## Task:
A line-by-line copy of the material below is required.

## Data records:
+++++
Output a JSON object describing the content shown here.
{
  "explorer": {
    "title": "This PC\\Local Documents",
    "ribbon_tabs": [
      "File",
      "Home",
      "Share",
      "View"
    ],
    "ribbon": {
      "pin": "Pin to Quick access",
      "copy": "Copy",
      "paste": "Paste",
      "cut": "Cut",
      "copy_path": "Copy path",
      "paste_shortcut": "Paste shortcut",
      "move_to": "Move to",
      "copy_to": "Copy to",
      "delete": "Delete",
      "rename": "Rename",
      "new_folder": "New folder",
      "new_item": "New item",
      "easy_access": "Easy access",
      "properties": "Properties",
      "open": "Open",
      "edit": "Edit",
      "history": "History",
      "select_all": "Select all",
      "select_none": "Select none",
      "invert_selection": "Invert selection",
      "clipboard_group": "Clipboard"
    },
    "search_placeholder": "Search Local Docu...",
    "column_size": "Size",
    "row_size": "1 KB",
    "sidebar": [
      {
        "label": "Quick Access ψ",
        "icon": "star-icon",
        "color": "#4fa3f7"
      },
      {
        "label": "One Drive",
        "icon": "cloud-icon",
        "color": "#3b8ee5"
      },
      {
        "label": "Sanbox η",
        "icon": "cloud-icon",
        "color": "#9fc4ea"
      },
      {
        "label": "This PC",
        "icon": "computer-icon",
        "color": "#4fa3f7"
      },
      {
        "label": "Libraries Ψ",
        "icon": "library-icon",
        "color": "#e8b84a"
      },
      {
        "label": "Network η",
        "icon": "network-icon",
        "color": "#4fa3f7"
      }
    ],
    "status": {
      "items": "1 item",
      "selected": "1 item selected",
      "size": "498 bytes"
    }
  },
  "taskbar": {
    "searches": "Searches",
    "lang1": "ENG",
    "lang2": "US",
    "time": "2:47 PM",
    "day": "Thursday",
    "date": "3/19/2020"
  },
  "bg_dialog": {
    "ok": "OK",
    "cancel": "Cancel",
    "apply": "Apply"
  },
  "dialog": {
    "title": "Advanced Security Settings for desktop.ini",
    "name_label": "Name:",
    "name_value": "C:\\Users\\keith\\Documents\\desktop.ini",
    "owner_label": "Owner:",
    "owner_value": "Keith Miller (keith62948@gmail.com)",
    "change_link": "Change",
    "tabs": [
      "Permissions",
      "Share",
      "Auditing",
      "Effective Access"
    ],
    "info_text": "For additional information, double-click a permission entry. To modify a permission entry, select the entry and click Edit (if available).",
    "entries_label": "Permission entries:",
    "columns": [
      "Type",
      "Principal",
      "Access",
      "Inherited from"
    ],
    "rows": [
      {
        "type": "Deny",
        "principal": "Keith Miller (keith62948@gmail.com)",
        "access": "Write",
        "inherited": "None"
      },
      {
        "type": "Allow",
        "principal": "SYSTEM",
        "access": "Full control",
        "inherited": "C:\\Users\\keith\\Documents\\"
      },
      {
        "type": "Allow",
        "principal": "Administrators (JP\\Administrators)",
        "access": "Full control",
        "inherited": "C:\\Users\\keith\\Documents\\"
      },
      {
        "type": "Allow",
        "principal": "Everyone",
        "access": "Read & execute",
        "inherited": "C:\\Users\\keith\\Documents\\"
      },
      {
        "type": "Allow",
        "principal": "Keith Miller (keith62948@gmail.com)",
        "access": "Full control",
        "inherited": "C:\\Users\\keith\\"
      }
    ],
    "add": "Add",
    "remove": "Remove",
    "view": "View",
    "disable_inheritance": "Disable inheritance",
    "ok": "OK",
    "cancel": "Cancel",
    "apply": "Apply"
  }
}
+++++
## Answer box:
Output a JSON object describing the content shown here.
{
  "explorer": {
    "title": "This PC\\Local Documents",
    "ribbon_tabs": [
      "File",
      "Home",
      "Share",
      "View"
    ],
    "ribbon": {
      "pin": "Pin to Quick access",
      "copy": "Copy",
      "paste": "Paste",
      "cut": "Cut",
      "copy_path": "Copy path",
      "paste_shortcut": "Paste shortcut",
      "move_to": "Move to",
      "copy_to": "Copy to",
      "delete": "Delete",
      "rename": "Rename",
      "new_folder": "New folder",
      "new_item": "New item",
      "easy_access": "Easy access",
      "properties": "Properties",
      "open": "Open",
      "edit": "Edit",
      "history": "History",
      "select_all": "Select all",
      "select_none": "Select none",
      "invert_selection": "Invert selection",
      "clipboard_group": "Clipboard"
    },
    "search_placeholder": "Search Local Docu...",
    "column_size": "Size",
    "row_size": "1 KB",
    "sidebar": [
      {
        "label": "Quick Access ψ",
        "icon": "star-icon",
        "color": "#4fa3f7"
      },
      {
        "label": "One Drive",
        "icon": "cloud-icon",
        "color": "#3b8ee5"
      },
      {
        "label": "Sanbox η",
        "icon": "cloud-icon",
        "color": "#9fc4ea"
      },
      {
        "label": "This PC",
        "icon": "computer-icon",
        "color": "#4fa3f7"
      },
      {
        "label": "Libraries Ψ",
        "icon": "library-icon",
        "color": "#e8b84a"
      },
      {
        "label": "Network η",
        "icon": "network-icon",
        "color": "#4fa3f7"
      }
    ],
    "status": {
      "items": "1 item",
      "selected": "1 item selected",
      "size": "498 bytes"
    }
  },
  "taskbar": {
    "searches": "Searches",
    "lang1": "ENG",
    "lang2": "US",
    "time": "2:47 PM",
    "day": "Thursday",
    "date": "3/19/2020"
  },
  "bg_dialog": {
    "ok": "OK",
    "cancel": "Cancel",
    "apply": "Apply"
  },
  "dialog": {
    "title": "Advanced Security Settings for desktop.ini",
    "name_label": "Name:",
    "name_value": "C:\\Users\\keith\\Documents\\desktop.ini",
    "owner_label": "Owner:",
    "owner_value": "Keith Miller (keith62948@gmail.com)",
    "change_link": "Change",
    "tabs": [
      "Permissions",
      "Share",
      "Auditing",
      "Effective Access"
    ],
    "info_text": "For additional information, double-click a permission entry. To modify a permission entry, select the entry and click Edit (if available).",
    "entries_label": "Permission entries:",
    "columns": [
      "Type",
      "Principal",
      "Access",
      "Inherited from"
    ],
    "rows": [
      {
        "type": "Deny",
        "principal": "Keith Miller (keith62948@gmail.com)",
        "access": "Write",
        "inherited": "None"
      },
      {
        "type": "Allow",
        "principal": "SYSTEM",
        "access": "Full control",
        "inherited": "C:\\Users\\keith\\Documents\\"
      },
      {
        "type": "Allow",
        "principal": "Administrators (JP\\Administrators)",
        "access": "Full control",
        "inherited": "C:\\Users\\keith\\Documents\\"
      },
      {
        "type": "Allow",
        "principal": "Everyone",
        "access": "Read & execute",
        "inherited": "C:\\Users\\keith\\Documents\\"
      },
      {
        "type": "Allow",
        "principal": "Keith Miller (keith62948@gmail.com)",
        "access": "Full control",
        "inherited": "C:\\Users\\keith\\"
      }
    ],
    "add": "Add",
    "remove": "Remove",
    "view": "View",
    "disable_inheritance": "Disable inheritance",
    "ok": "OK",
    "cancel": "Cancel",
    "apply": "Apply"
  }
}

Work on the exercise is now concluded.